    10 - EV RE20 - or DI for Bass

    **Note: If you buy a tube preamp, use 9 and 10 for the top snare and kick; because, it gives it a tape saturation type quality. ie. natural compression

    If you find yourself asking: "What I already get too much highhat and ride in the mix and would not be able to add the direct mics at all?" start using Felt cones (felt material that we used in kindergarten) around the snare, tom, kick mics (if outside) to reject some of the high frequencies from the cymbals. Do not add reverb to 6,7,8, or 9. Reverb makes cymbals sound unnatrual and mushy.
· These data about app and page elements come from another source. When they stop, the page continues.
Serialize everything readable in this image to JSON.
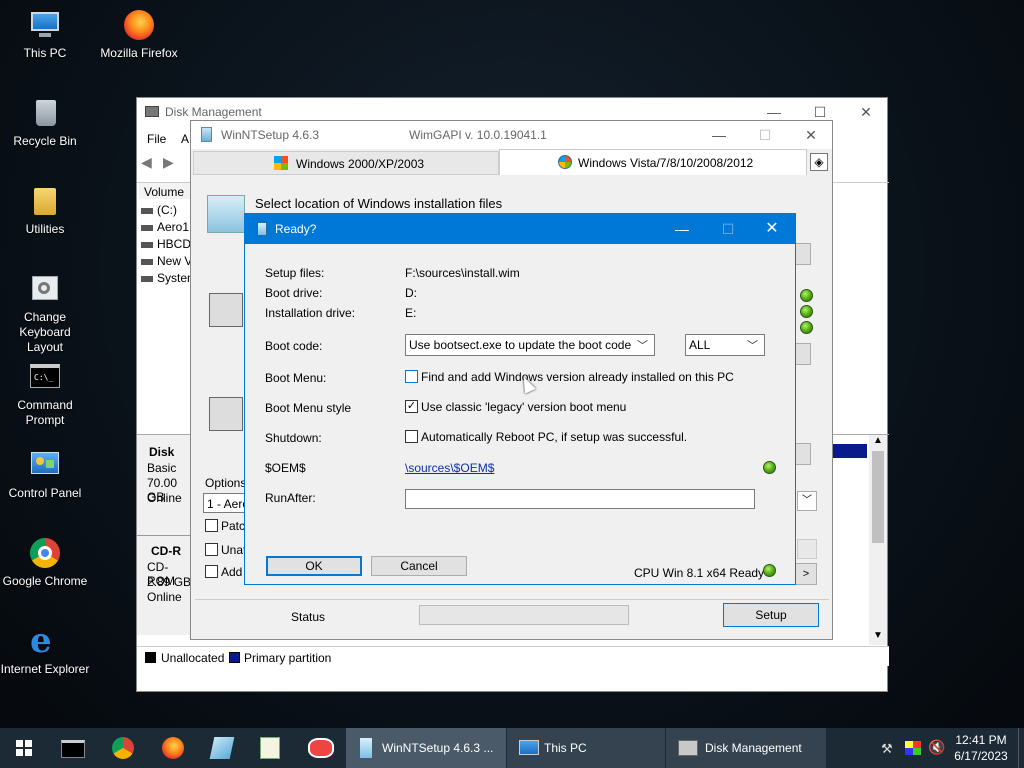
{
  "desktop": {
    "icons": [
      "This PC",
      "Mozilla Firefox",
      "Recycle Bin",
      "Utilities",
      "Change Keyboard Layout",
      "Command Prompt",
      "Control Panel",
      "Google Chrome",
      "Internet Explorer"
    ]
  },
  "disk_mgmt": {
    "title": "Disk Management",
    "menu_file": "File",
    "menu_action": "A",
    "col_volume": "Volume",
    "volumes": [
      "(C:)",
      "Aero1",
      "HBCD",
      "New V",
      "System"
    ],
    "disk0": {
      "name": "Disk",
      "type": "Basic",
      "size": "70.00 GB",
      "status": "Online"
    },
    "cdrom": {
      "name": "CD-R",
      "type": "CD-ROM",
      "size": "2.89 GB",
      "status": "Online"
    },
    "legend_unalloc": "Unallocated",
    "legend_primary": "Primary partition"
  },
  "wnt": {
    "title": "WinNTSetup 4.6.3",
    "wimgapi": "WimGAPI v. 10.0.19041.1",
    "tab1": "Windows 2000/XP/2003",
    "tab2": "Windows Vista/7/8/10/2008/2012",
    "section1": "Select location of Windows installation files",
    "options": "Options",
    "opt_select": "1 - Aero",
    "patch": "Patch",
    "unat": "Unat",
    "add": "Add",
    "status": "Status",
    "setup": "Setup"
  },
  "dialog": {
    "title": "Ready?",
    "setup_files_label": "Setup files:",
    "setup_files_value": "F:\\sources\\install.wim",
    "boot_drive_label": "Boot drive:",
    "boot_drive_value": "D:",
    "install_drive_label": "Installation drive:",
    "install_drive_value": "E:",
    "boot_code_label": "Boot code:",
    "boot_code_select": "Use bootsect.exe to update the boot code",
    "boot_code_target": "ALL",
    "boot_menu_label": "Boot Menu:",
    "boot_menu_option": "Find and add Windows version already installed on this PC",
    "boot_style_label": "Boot Menu style",
    "boot_style_option": "Use classic 'legacy' version boot menu",
    "shutdown_label": "Shutdown:",
    "shutdown_option": "Automatically Reboot PC, if setup was successful.",
    "oem_label": "$OEM$",
    "oem_link": "\\sources\\$OEM$",
    "runafter_label": "RunAfter:",
    "runafter_value": "",
    "ok": "OK",
    "cancel": "Cancel",
    "cpu_status": "CPU Win 8.1 x64 Ready"
  },
  "taskbar": {
    "wnt": "WinNTSetup 4.6.3 ...",
    "thispc": "This PC",
    "diskmgmt": "Disk Management",
    "time": "12:41 PM",
    "date": "6/17/2023"
  }
}
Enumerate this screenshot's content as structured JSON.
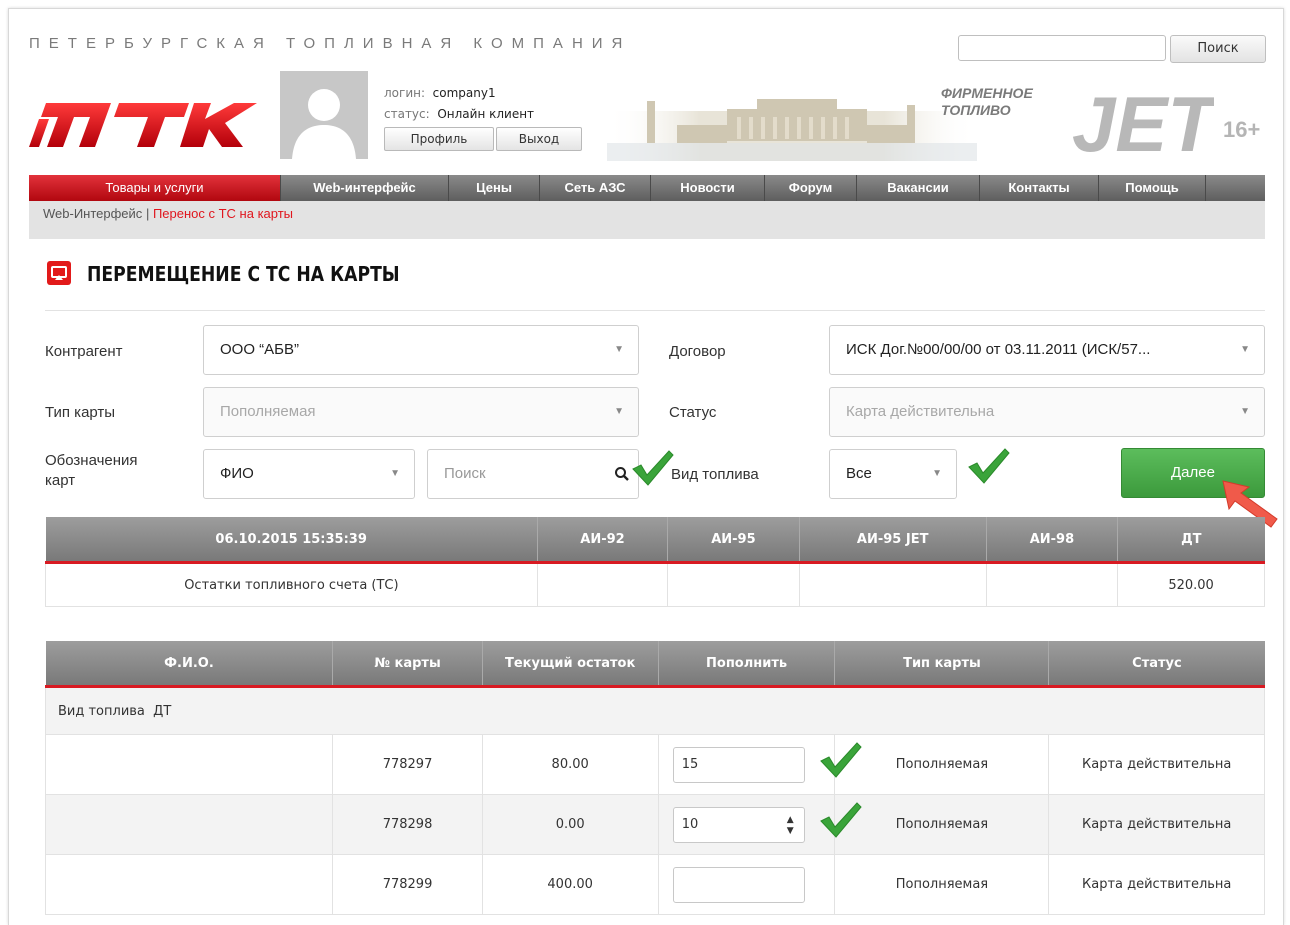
{
  "header": {
    "company_name": "ПЕТЕРБУРГСКАЯ ТОПЛИВНАЯ КОМПАНИЯ",
    "logo_text": "ПТК",
    "login_label": "логин:",
    "login_value": "company1",
    "status_label": "статус:",
    "status_value": "Онлайн клиент",
    "profile_button": "Профиль",
    "logout_button": "Выход",
    "fuel_line1": "ФИРМЕННОЕ",
    "fuel_line2": "ТОПЛИВО",
    "jet_text": "JET",
    "age_rating": "16+",
    "search_placeholder": "",
    "search_button": "Поиск"
  },
  "nav": {
    "items": [
      "Товары и услуги",
      "Web-интерфейс",
      "Цены",
      "Сеть АЗС",
      "Новости",
      "Форум",
      "Вакансии",
      "Контакты",
      "Помощь"
    ]
  },
  "breadcrumb": {
    "parent": "Web-Интерфейс",
    "separator": "|",
    "current": "Перенос с ТС на карты"
  },
  "page_title": "ПЕРЕМЕЩЕНИЕ С ТС НА КАРТЫ",
  "form": {
    "contractor_label": "Контрагент",
    "contractor_value": "ООО “АБВ”",
    "contract_label": "Договор",
    "contract_value": "ИСК Дог.№00/00/00 от 03.11.2011 (ИСК/57...",
    "card_type_label": "Тип карты",
    "card_type_value": "Пополняемая",
    "status_label": "Статус",
    "status_value": "Карта действительна",
    "card_marks_label_1": "Обозначения",
    "card_marks_label_2": "карт",
    "card_marks_value": "ФИО",
    "search_placeholder": "Поиск",
    "fuel_type_label": "Вид топлива",
    "fuel_type_value": "Все",
    "next_button": "Далее"
  },
  "balance_table": {
    "headers": [
      "06.10.2015 15:35:39",
      "АИ-92",
      "АИ-95",
      "АИ-95 JET",
      "АИ-98",
      "ДТ"
    ],
    "row": [
      "Остатки топливного счета (ТС)",
      "",
      "",
      "",
      "",
      "520.00"
    ]
  },
  "cards_table": {
    "headers": [
      "Ф.И.О.",
      "№ карты",
      "Текущий остаток",
      "Пополнить",
      "Тип карты",
      "Статус"
    ],
    "group_label": "Вид топлива  ДТ",
    "rows": [
      {
        "fio": "",
        "card_no": "778297",
        "balance": "80.00",
        "topup": "15",
        "card_type": "Пополняемая",
        "status": "Карта действительна"
      },
      {
        "fio": "",
        "card_no": "778298",
        "balance": "0.00",
        "topup": "10",
        "card_type": "Пополняемая",
        "status": "Карта действительна"
      },
      {
        "fio": "",
        "card_no": "778299",
        "balance": "400.00",
        "topup": "",
        "card_type": "Пополняемая",
        "status": "Карта действительна"
      }
    ]
  },
  "colors": {
    "accent_red": "#e0161e",
    "next_green": "#48a848",
    "check_green": "#3aa43a"
  }
}
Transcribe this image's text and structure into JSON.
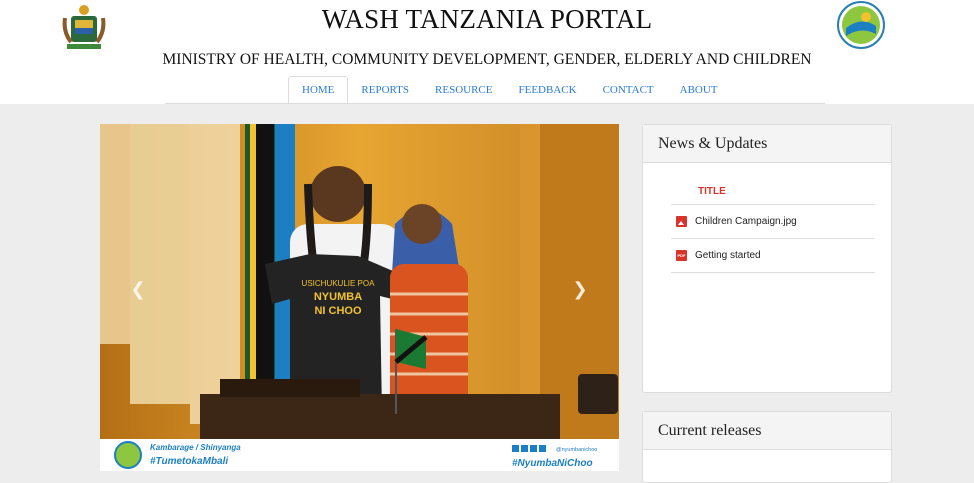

    Lastly, if you are producing demos that do not have to sound all "GoldenEared" or perfect, just use a 5 mic setup on the drums and have the bass go direct on 6 and mic the guitar cabs (always in stereo) on 7and and lead on 9 and 10. Doing this will produce great demoswith an amazing live feel.

    1- Audix D2 on snare bottom
    2- Audix ADX50 overhead
    3- Audix ADX50 overhead
    4- EV RE20 - or DI for Bass
    5- lipstick condencer L guitar cab
    6- SM57 R guitar cab
    7- lipstick condencer L guitar cab
    8- SM57 R guitar cab
    9- SM57 on snare top
    10- Audix D4 on kick drum (RE 20 if you can)

    I love this method. The final mix takes less time and sounds great. If roll off the lows (-2 dB to -5dB) on the overheads during the mixdown and add some highs (+3dB) in the 2500 range and a shelf in the 6000 range the cymbals will have the sizzle they need. I never add reverb on 2, 3, or 4. It makes it too mushy.

    I hope this helps,

    Dick
     
  5. tedcrop

    tedcrop Guest

    I have to agree with one of the above posts, I would axe the bottom snare and track the bass. Save the room mic and just bring in as much as you need. But I have to agree that the feel you get from bass and drums together is harder to get when tracking the bass guitar seperately. That is coming from a bass player. JMO.
     
  6. djui5

    djui5 Guest

    guitardick...what school did you go to?
     

Share This Page